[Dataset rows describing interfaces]
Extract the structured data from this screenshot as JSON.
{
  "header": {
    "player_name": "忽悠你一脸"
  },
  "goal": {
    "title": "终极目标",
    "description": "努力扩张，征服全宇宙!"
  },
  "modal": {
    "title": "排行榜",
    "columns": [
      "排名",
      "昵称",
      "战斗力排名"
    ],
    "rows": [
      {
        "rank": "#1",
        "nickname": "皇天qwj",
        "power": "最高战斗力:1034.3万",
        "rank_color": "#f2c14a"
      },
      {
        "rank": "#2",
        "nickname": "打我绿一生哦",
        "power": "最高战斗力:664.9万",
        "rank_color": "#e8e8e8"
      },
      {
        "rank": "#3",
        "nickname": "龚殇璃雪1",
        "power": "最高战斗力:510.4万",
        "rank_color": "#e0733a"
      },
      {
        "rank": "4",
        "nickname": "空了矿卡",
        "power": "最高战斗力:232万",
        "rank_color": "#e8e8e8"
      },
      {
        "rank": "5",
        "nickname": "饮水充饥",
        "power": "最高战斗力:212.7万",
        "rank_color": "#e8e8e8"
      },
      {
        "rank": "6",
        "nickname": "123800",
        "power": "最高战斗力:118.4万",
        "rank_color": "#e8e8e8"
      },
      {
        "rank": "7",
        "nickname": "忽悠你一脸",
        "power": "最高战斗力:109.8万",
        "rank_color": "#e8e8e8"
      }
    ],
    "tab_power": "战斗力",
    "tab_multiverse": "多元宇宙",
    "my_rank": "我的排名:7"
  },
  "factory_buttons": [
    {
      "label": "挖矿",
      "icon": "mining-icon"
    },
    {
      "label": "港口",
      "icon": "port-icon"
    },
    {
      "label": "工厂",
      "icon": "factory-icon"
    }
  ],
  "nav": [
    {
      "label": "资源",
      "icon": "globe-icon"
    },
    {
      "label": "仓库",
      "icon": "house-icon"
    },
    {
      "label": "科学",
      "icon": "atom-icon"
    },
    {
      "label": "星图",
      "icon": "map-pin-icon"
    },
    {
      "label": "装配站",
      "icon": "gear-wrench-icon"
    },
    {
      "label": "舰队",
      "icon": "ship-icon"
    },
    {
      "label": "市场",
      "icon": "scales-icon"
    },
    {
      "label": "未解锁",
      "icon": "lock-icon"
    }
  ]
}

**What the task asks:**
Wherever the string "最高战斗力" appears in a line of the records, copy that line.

**Exercise output:**
        "power": "最高战斗力:1034.3万",
        "power": "最高战斗力:664.9万",
        "power": "最高战斗力:510.4万",
        "power": "最高战斗力:232万",
        "power": "最高战斗力:212.7万",
        "power": "最高战斗力:118.4万",
        "power": "最高战斗力:109.8万",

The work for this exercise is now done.